■ **Element data from apps and pages**:
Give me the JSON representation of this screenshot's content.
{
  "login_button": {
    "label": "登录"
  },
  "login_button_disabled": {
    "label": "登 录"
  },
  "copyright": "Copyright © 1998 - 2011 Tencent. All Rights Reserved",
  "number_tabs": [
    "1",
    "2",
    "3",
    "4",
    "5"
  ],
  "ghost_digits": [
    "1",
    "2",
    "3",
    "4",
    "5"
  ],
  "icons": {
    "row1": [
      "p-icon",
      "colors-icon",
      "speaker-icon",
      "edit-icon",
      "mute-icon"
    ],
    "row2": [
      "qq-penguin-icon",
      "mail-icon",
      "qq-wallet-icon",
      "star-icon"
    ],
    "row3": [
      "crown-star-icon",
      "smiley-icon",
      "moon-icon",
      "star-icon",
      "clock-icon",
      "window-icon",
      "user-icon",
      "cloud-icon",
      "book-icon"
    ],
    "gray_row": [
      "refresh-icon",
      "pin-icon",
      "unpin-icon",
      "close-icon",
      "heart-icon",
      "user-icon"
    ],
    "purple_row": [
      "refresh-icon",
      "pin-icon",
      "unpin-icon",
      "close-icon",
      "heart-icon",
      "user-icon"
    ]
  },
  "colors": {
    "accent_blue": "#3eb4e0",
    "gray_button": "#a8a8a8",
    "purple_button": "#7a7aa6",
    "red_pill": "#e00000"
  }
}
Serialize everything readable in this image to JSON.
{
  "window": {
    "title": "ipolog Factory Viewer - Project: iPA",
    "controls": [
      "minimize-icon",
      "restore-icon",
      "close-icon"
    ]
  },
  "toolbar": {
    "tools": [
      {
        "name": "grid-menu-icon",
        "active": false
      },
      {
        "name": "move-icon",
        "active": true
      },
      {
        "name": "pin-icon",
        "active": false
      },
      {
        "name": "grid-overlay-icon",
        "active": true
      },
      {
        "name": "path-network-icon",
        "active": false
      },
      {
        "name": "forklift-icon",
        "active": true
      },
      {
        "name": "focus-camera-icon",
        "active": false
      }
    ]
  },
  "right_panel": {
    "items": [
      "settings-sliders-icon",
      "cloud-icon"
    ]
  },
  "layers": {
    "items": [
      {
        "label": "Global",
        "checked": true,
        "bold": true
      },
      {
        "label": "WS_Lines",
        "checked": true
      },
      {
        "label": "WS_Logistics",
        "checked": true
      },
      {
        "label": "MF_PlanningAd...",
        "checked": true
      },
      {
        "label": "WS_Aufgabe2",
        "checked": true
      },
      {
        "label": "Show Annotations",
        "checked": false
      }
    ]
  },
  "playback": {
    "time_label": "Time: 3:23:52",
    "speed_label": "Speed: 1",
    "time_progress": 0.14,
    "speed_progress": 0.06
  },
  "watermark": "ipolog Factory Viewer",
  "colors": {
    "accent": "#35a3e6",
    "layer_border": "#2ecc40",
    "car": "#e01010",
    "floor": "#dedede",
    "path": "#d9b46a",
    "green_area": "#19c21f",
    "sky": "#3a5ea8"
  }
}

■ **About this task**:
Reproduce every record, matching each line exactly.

■ **Response to this exercise**:
Give me the JSON representation of this screenshot's content.
{
  "login_button": {
    "label": "登录"
  },
  "login_button_disabled": {
    "label": "登 录"
  },
  "copyright": "Copyright © 1998 - 2011 Tencent. All Rights Reserved",
  "number_tabs": [
    "1",
    "2",
    "3",
    "4",
    "5"
  ],
  "ghost_digits": [
    "1",
    "2",
    "3",
    "4",
    "5"
  ],
  "icons": {
    "row1": [
      "p-icon",
      "colors-icon",
      "speaker-icon",
      "edit-icon",
      "mute-icon"
    ],
    "row2": [
      "qq-penguin-icon",
      "mail-icon",
      "qq-wallet-icon",
      "star-icon"
    ],
    "row3": [
      "crown-star-icon",
      "smiley-icon",
      "moon-icon",
      "star-icon",
      "clock-icon",
      "window-icon",
      "user-icon",
      "cloud-icon",
      "book-icon"
    ],
    "gray_row": [
      "refresh-icon",
      "pin-icon",
      "unpin-icon",
      "close-icon",
      "heart-icon",
      "user-icon"
    ],
    "purple_row": [
      "refresh-icon",
      "pin-icon",
      "unpin-icon",
      "close-icon",
      "heart-icon",
      "user-icon"
    ]
  },
  "colors": {
    "accent_blue": "#3eb4e0",
    "gray_button": "#a8a8a8",
    "purple_button": "#7a7aa6",
    "red_pill": "#e00000"
  }
}
Serialize everything readable in this image to JSON.
{
  "window": {
    "title": "ipolog Factory Viewer - Project: iPA",
    "controls": [
      "minimize-icon",
      "restore-icon",
      "close-icon"
    ]
  },
  "toolbar": {
    "tools": [
      {
        "name": "grid-menu-icon",
        "active": false
      },
      {
        "name": "move-icon",
        "active": true
      },
      {
        "name": "pin-icon",
        "active": false
      },
      {
        "name": "grid-overlay-icon",
        "active": true
      },
      {
        "name": "path-network-icon",
        "active": false
      },
      {
        "name": "forklift-icon",
        "active": true
      },
      {
        "name": "focus-camera-icon",
        "active": false
      }
    ]
  },
  "right_panel": {
    "items": [
      "settings-sliders-icon",
      "cloud-icon"
    ]
  },
  "layers": {
    "items": [
      {
        "label": "Global",
        "checked": true,
        "bold": true
      },
      {
        "label": "WS_Lines",
        "checked": true
      },
      {
        "label": "WS_Logistics",
        "checked": true
      },
      {
        "label": "MF_PlanningAd...",
        "checked": true
      },
      {
        "label": "WS_Aufgabe2",
        "checked": true
      },
      {
        "label": "Show Annotations",
        "checked": false
      }
    ]
  },
  "playback": {
    "time_label": "Time: 3:23:52",
    "speed_label": "Speed: 1",
    "time_progress": 0.14,
    "speed_progress": 0.06
  },
  "watermark": "ipolog Factory Viewer",
  "colors": {
    "accent": "#35a3e6",
    "layer_border": "#2ecc40",
    "car": "#e01010",
    "floor": "#dedede",
    "path": "#d9b46a",
    "green_area": "#19c21f",
    "sky": "#3a5ea8"
  }
}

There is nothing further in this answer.